→ **Records shown**:
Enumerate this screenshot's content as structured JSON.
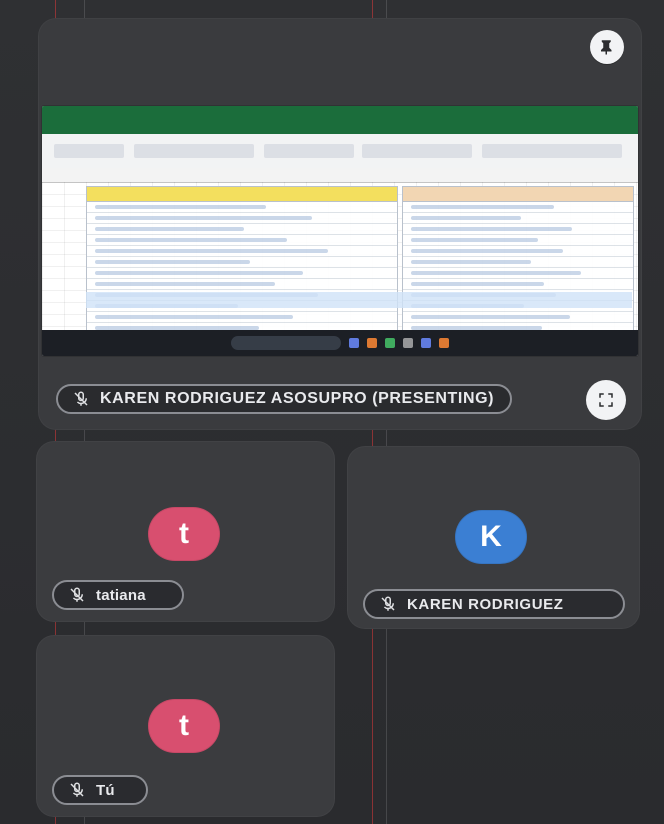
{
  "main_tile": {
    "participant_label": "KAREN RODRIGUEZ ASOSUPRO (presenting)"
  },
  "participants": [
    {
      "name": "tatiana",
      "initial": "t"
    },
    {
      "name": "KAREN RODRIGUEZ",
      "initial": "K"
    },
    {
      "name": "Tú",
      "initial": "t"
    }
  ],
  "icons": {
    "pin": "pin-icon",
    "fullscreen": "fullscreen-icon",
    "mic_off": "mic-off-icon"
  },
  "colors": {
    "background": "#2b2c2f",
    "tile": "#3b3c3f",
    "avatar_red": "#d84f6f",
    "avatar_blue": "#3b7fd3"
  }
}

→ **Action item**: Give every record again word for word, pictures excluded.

→ **Expected answer**:
Enumerate this screenshot's content as structured JSON.
{
  "main_tile": {
    "participant_label": "KAREN RODRIGUEZ ASOSUPRO (presenting)"
  },
  "participants": [
    {
      "name": "tatiana",
      "initial": "t"
    },
    {
      "name": "KAREN RODRIGUEZ",
      "initial": "K"
    },
    {
      "name": "Tú",
      "initial": "t"
    }
  ],
  "icons": {
    "pin": "pin-icon",
    "fullscreen": "fullscreen-icon",
    "mic_off": "mic-off-icon"
  },
  "colors": {
    "background": "#2b2c2f",
    "tile": "#3b3c3f",
    "avatar_red": "#d84f6f",
    "avatar_blue": "#3b7fd3"
  }
}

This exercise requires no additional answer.